*** Begin section ***

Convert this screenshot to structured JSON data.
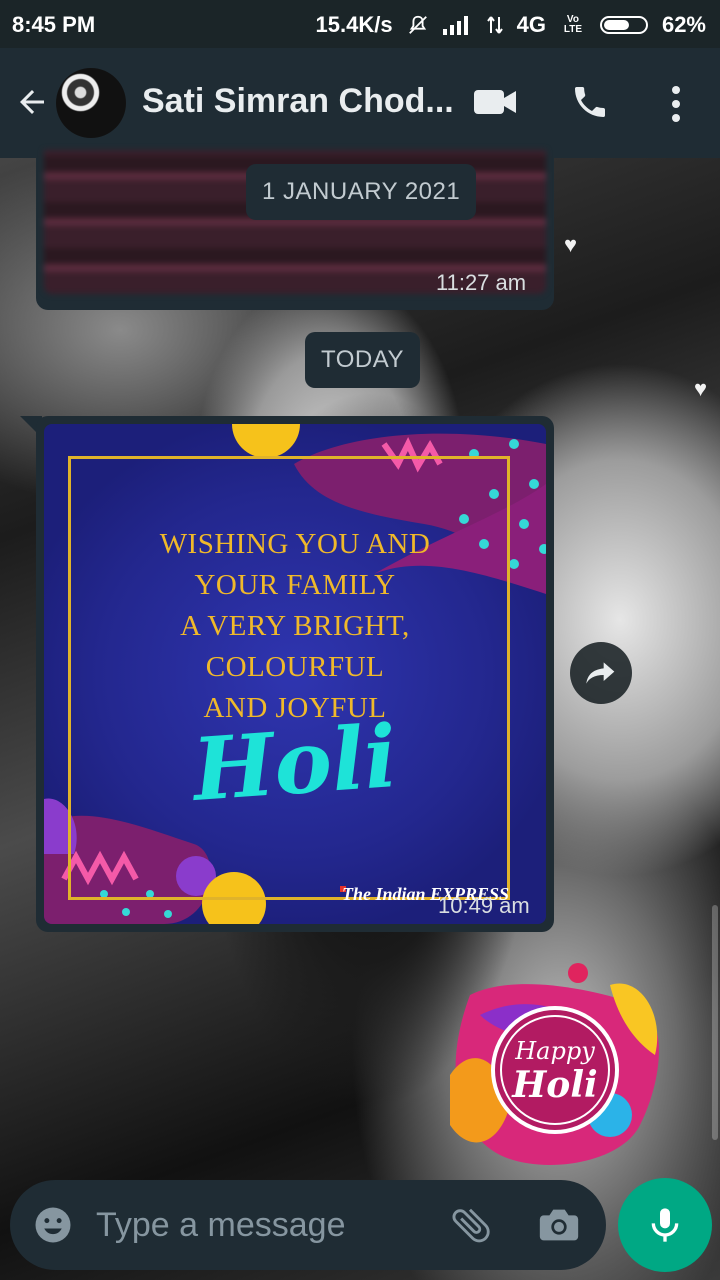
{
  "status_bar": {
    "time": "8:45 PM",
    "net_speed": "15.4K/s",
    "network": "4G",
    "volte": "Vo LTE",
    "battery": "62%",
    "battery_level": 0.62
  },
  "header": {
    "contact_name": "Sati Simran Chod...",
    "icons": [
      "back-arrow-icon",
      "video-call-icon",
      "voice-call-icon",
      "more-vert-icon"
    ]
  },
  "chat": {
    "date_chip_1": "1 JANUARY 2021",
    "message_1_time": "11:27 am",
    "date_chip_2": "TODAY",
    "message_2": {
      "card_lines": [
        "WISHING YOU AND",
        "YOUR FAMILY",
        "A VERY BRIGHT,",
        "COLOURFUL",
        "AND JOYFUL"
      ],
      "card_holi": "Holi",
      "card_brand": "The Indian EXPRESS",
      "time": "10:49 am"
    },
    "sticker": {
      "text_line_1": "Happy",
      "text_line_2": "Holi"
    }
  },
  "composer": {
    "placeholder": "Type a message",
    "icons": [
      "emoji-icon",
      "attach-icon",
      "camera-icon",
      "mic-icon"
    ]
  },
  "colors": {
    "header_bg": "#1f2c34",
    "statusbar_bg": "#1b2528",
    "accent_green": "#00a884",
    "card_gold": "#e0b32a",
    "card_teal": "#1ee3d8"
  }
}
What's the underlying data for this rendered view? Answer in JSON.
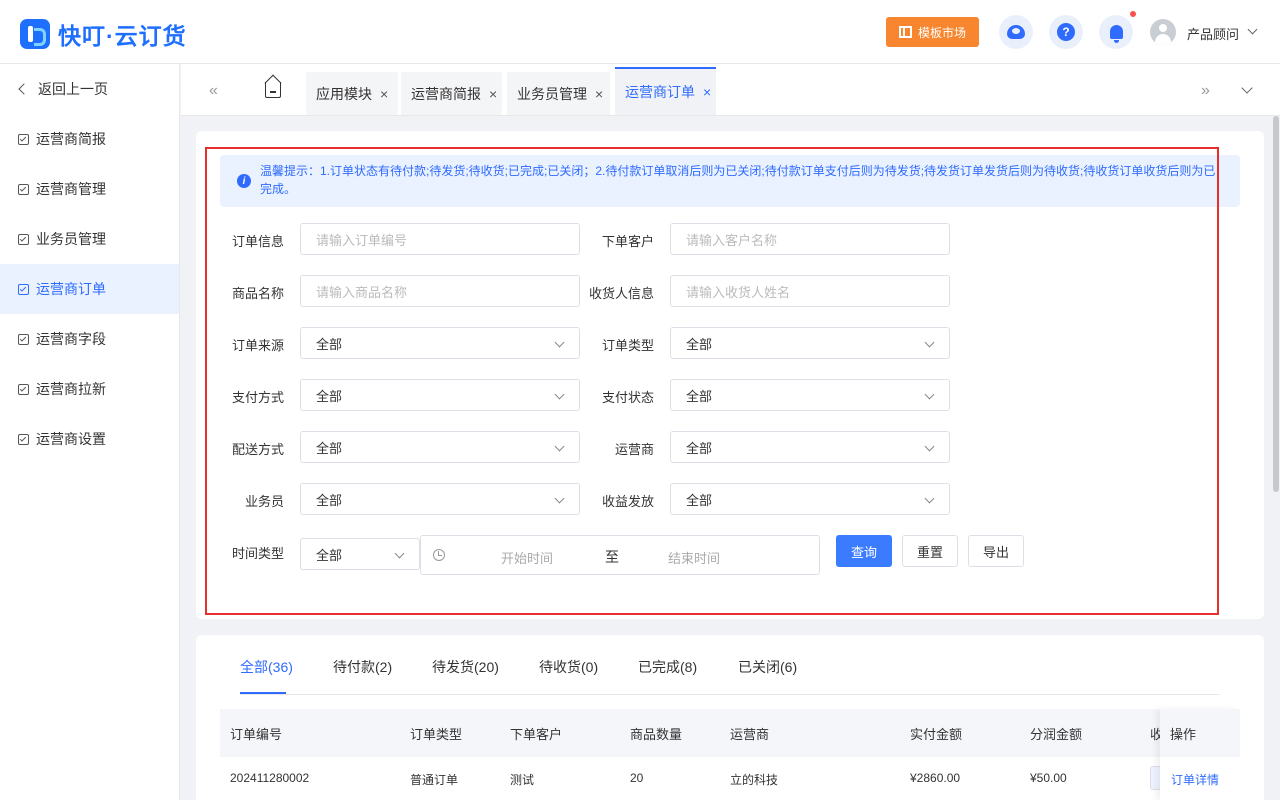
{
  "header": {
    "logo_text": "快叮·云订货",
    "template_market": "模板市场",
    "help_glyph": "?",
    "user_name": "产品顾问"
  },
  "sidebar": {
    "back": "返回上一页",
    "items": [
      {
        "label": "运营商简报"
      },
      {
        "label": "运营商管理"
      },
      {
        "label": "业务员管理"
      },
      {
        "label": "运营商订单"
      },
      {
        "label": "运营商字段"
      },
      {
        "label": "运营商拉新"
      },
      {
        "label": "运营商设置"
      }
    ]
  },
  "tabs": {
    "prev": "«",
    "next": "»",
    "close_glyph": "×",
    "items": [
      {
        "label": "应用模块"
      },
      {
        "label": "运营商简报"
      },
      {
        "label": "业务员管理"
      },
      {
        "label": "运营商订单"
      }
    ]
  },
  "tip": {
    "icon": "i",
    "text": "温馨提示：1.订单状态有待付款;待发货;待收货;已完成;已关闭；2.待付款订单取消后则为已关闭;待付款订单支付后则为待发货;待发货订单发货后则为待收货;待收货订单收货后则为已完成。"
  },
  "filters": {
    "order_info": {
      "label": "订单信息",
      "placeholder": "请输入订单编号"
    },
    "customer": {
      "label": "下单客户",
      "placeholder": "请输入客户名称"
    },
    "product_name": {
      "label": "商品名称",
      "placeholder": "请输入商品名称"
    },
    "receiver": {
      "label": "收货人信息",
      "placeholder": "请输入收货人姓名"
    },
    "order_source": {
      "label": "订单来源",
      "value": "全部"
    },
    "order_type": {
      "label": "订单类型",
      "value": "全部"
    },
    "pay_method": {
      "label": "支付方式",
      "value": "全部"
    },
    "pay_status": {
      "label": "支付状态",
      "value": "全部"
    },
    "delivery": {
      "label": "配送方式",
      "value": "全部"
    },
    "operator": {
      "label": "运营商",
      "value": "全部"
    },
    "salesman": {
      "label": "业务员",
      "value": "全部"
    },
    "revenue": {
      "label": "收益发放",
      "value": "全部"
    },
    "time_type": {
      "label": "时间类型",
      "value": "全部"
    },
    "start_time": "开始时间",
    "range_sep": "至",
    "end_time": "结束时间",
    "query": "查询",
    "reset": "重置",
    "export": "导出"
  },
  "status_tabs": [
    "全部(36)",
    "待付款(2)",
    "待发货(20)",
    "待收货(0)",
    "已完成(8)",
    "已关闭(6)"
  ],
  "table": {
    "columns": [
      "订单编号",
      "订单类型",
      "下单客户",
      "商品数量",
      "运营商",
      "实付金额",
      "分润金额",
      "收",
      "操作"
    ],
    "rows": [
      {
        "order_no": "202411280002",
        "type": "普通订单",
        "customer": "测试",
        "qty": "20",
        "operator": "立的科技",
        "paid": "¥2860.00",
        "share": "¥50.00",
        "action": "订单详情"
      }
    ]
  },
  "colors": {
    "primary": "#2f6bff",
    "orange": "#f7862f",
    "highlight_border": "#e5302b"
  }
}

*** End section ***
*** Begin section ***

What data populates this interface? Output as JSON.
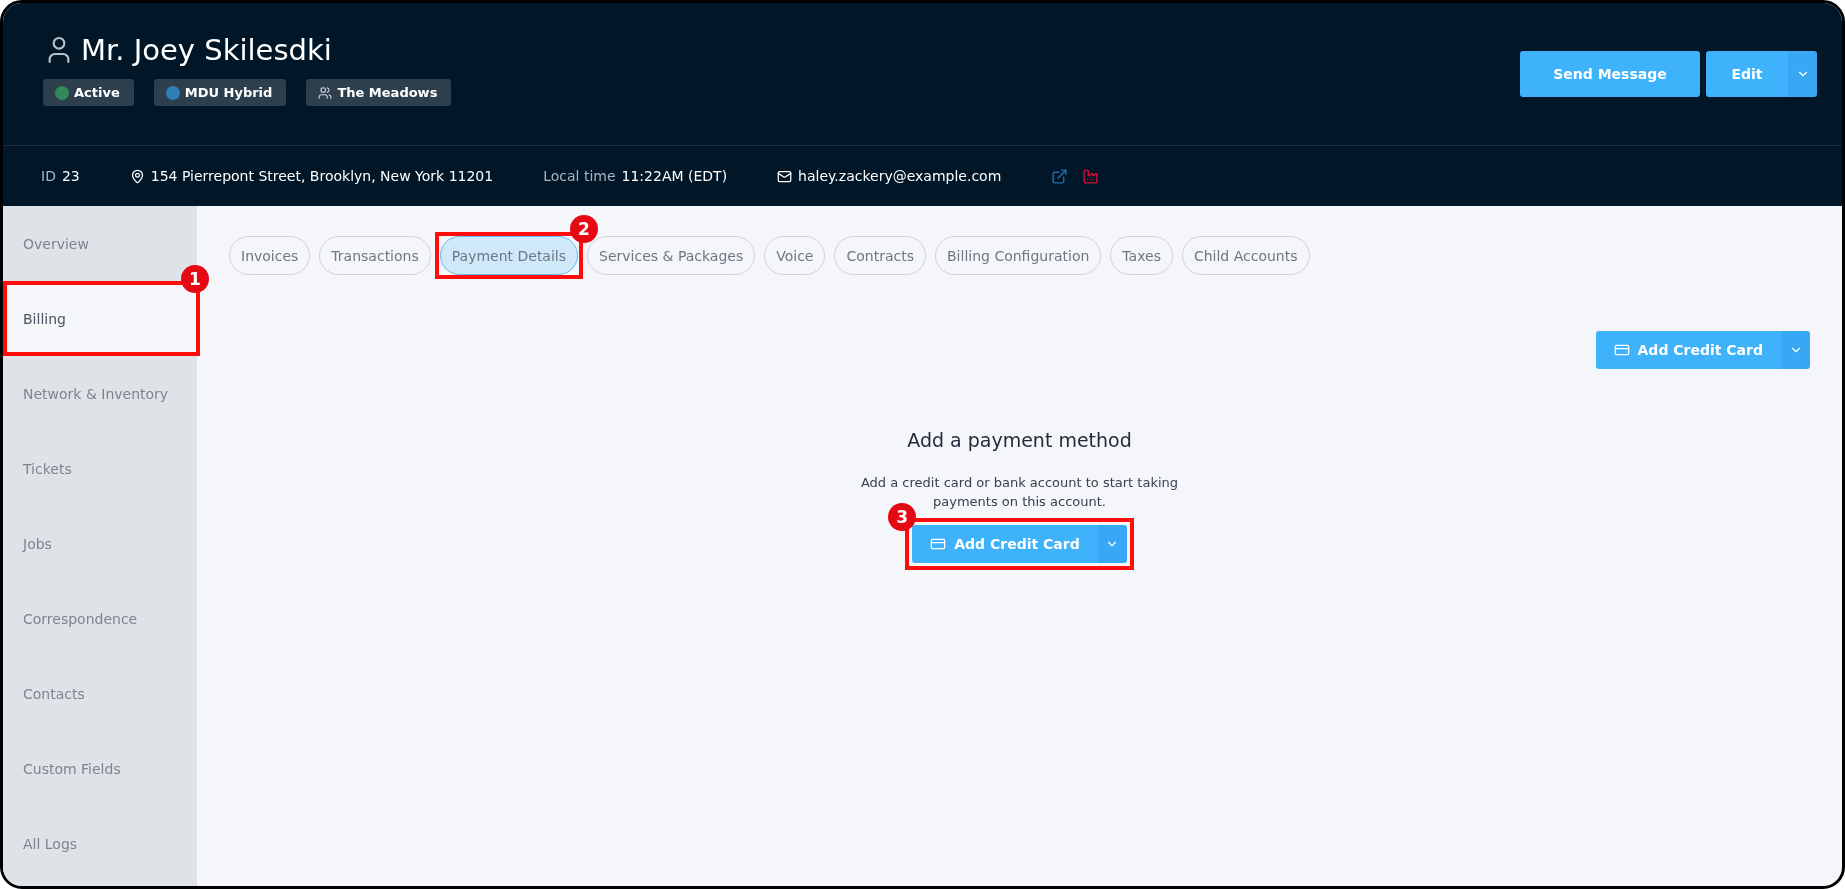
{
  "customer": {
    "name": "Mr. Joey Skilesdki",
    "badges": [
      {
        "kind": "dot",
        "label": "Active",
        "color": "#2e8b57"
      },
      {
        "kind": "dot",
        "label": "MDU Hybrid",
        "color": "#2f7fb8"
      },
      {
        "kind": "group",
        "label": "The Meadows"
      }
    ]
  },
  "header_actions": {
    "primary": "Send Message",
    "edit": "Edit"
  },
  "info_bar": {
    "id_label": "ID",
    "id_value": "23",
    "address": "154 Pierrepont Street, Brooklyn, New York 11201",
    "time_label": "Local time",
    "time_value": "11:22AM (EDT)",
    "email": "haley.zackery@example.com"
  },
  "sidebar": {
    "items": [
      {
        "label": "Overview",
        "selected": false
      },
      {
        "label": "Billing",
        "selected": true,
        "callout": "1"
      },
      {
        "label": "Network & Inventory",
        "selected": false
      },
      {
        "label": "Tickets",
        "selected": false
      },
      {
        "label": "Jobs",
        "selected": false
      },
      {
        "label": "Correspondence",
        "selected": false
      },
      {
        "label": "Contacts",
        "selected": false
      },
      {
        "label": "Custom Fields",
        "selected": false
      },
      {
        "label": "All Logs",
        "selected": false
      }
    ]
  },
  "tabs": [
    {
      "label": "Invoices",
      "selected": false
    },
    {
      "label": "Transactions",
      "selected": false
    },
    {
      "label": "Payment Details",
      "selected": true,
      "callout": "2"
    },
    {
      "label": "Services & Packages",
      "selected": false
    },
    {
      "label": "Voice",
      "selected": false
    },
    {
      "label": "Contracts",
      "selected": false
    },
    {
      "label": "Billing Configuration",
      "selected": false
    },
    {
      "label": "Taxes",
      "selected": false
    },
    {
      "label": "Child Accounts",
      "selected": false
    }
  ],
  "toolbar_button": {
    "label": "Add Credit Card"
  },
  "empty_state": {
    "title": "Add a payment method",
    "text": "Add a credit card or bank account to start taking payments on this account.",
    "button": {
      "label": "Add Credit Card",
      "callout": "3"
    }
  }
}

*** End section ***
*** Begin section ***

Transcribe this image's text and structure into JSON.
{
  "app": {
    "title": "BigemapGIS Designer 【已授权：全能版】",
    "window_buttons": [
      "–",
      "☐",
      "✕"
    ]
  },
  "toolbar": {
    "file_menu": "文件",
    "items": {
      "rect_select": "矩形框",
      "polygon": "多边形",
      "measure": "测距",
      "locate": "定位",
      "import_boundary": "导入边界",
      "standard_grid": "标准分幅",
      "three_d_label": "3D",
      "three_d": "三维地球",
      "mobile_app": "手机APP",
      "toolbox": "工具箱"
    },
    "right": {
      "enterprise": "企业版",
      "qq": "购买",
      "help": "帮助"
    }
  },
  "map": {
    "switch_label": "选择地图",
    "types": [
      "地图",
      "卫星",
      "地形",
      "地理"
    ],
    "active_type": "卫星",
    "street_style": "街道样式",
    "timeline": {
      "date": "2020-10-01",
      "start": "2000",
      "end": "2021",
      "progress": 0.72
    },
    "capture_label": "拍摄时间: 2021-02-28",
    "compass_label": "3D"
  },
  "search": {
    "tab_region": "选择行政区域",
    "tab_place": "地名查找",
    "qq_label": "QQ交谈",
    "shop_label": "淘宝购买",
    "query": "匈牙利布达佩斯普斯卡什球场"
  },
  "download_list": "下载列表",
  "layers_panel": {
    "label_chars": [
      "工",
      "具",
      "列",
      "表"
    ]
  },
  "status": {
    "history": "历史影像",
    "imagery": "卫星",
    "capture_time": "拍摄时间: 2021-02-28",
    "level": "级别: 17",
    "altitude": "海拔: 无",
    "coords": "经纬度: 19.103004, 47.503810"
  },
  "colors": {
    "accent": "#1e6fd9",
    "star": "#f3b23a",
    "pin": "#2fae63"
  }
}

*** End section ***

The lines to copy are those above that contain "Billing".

• _OUTPUT FOR THIS TASK_:
        "label": "Billing",
      "label": "Billing Configuration",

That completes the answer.